§ **The problem**:
Return all lines of the data in which the string "JSON" occurs.

• • •

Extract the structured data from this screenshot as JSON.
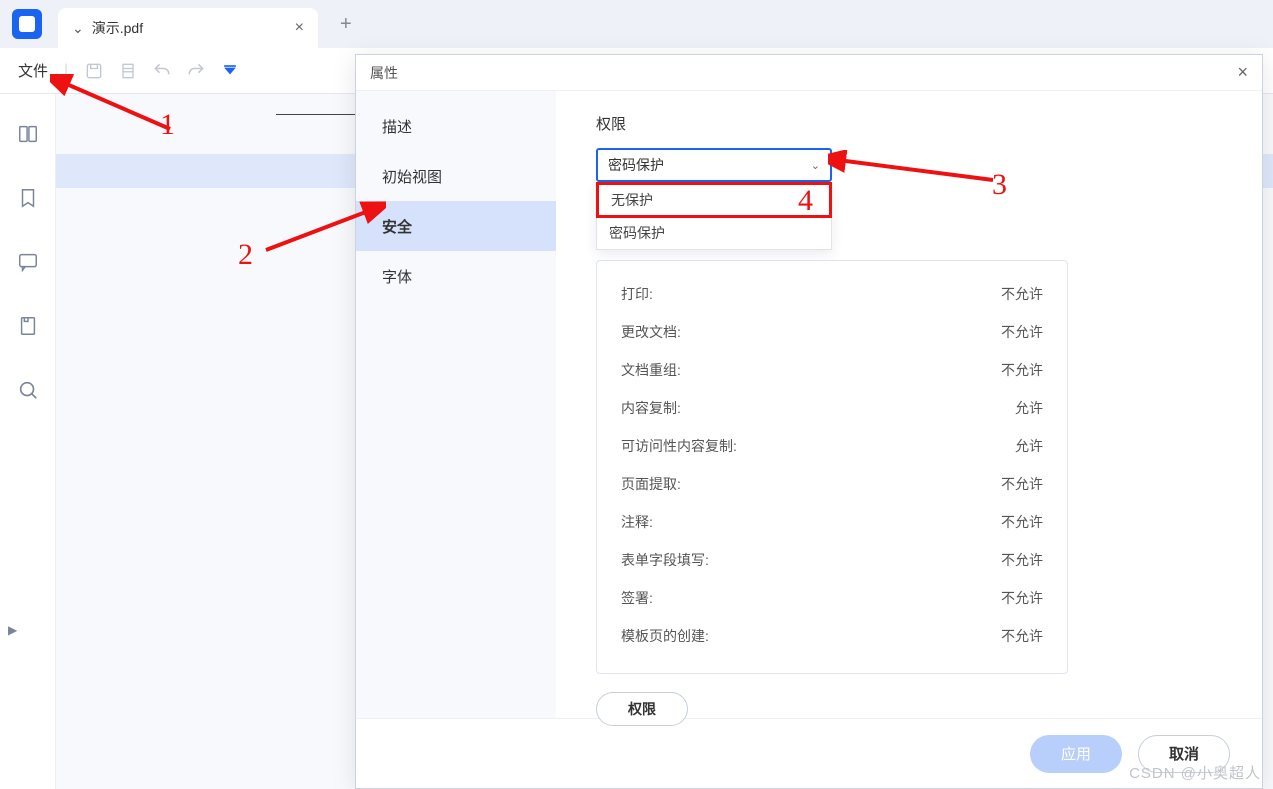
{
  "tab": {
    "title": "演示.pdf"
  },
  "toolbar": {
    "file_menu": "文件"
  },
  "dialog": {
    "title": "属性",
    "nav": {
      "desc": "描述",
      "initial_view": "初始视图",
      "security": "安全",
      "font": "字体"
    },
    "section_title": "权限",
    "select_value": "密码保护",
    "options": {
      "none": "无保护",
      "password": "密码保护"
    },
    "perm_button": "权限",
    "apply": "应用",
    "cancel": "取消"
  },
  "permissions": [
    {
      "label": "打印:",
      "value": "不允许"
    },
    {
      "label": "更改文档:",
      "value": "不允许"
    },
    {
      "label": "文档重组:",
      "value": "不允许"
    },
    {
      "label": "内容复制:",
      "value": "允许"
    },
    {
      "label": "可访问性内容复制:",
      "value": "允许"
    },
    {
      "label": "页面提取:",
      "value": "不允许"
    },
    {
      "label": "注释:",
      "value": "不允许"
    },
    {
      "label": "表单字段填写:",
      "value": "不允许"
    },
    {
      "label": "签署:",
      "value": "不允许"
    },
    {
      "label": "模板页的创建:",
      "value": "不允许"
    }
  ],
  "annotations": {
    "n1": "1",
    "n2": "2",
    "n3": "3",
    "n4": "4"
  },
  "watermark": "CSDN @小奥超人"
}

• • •

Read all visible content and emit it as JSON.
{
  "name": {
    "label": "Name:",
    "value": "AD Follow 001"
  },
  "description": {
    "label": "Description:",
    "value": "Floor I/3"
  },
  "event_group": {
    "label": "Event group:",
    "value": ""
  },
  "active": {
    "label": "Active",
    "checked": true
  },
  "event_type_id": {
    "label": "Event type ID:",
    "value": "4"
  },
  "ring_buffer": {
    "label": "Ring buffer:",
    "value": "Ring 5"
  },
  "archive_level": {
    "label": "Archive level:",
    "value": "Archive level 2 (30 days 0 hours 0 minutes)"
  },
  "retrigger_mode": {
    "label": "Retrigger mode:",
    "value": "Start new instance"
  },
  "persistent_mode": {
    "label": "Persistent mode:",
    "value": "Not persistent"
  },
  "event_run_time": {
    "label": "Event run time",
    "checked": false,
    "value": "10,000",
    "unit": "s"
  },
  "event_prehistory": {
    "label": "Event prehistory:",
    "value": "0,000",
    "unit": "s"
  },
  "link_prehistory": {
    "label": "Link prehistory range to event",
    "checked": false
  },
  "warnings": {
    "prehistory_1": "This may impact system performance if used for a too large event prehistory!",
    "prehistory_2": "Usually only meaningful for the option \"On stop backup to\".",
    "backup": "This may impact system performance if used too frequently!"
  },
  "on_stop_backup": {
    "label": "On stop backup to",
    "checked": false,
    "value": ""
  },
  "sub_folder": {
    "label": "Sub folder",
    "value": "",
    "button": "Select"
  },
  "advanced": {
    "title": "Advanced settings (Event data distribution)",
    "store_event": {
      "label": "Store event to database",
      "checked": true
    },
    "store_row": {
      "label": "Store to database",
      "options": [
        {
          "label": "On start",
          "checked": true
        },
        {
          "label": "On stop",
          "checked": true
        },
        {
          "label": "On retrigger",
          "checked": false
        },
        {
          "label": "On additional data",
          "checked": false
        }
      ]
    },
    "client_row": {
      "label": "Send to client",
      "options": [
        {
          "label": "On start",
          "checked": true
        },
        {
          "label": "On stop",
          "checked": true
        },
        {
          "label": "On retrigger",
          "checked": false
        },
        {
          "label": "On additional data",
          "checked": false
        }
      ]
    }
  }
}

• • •

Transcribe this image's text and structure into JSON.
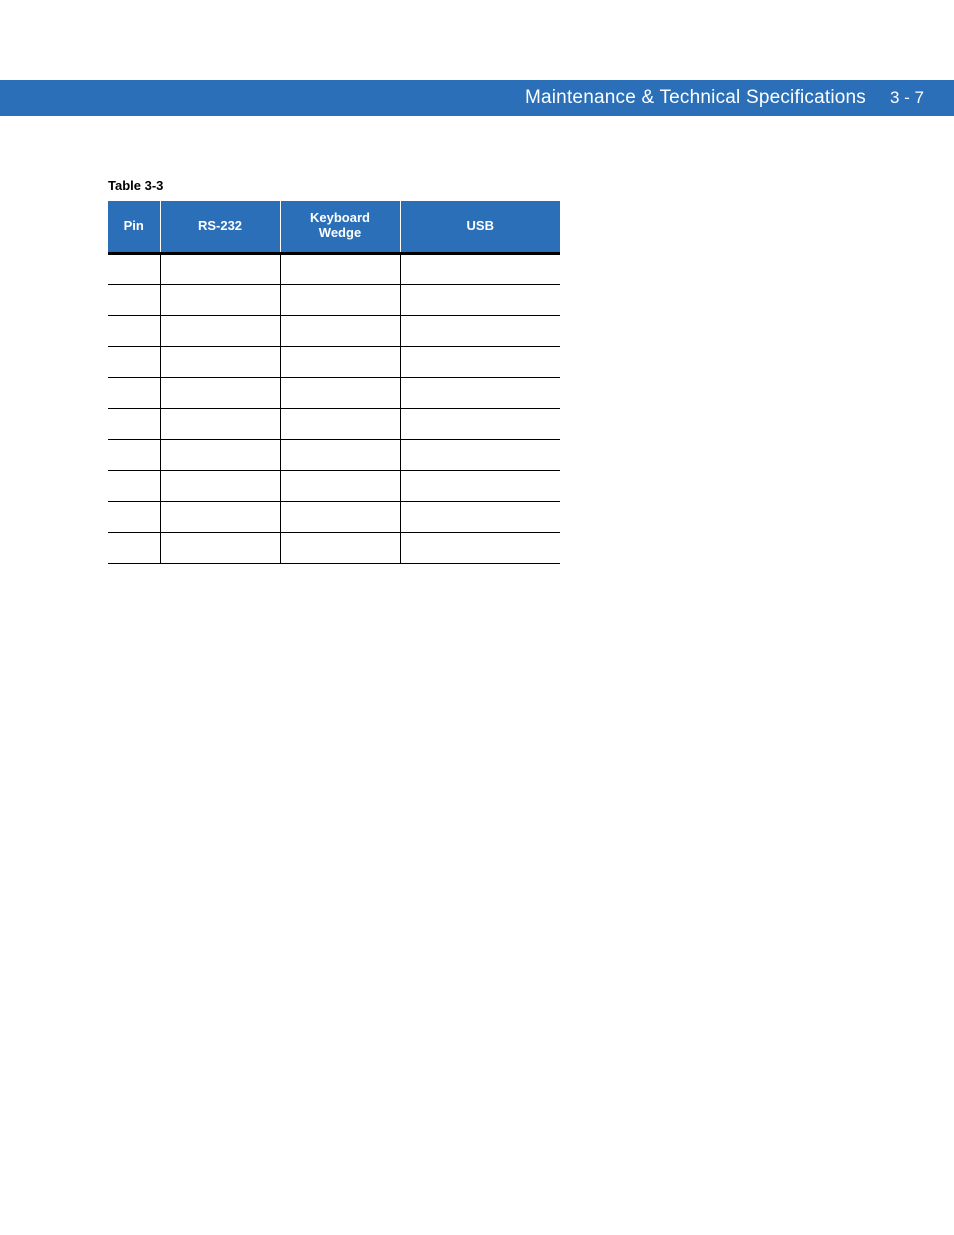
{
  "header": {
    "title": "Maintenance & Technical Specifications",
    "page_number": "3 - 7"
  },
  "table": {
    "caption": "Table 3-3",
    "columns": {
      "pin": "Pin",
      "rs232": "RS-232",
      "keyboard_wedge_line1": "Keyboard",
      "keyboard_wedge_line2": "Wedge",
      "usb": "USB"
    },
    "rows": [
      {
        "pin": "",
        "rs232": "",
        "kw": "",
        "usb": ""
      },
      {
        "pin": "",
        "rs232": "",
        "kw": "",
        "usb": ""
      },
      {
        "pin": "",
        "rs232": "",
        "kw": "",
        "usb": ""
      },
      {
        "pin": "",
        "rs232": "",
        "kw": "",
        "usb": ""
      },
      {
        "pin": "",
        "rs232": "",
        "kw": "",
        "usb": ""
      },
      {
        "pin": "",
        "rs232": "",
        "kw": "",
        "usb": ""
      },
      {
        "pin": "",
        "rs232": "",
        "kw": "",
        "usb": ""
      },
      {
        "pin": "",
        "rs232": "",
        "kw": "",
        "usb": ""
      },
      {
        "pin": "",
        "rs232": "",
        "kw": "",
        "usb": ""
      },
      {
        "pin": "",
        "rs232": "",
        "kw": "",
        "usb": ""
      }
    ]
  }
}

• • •

§ **Written solution**:
Extract the structured data from this screenshot as JSON.
Read all visible content and emit it as JSON.
Transcribe this image's text and structure into JSON.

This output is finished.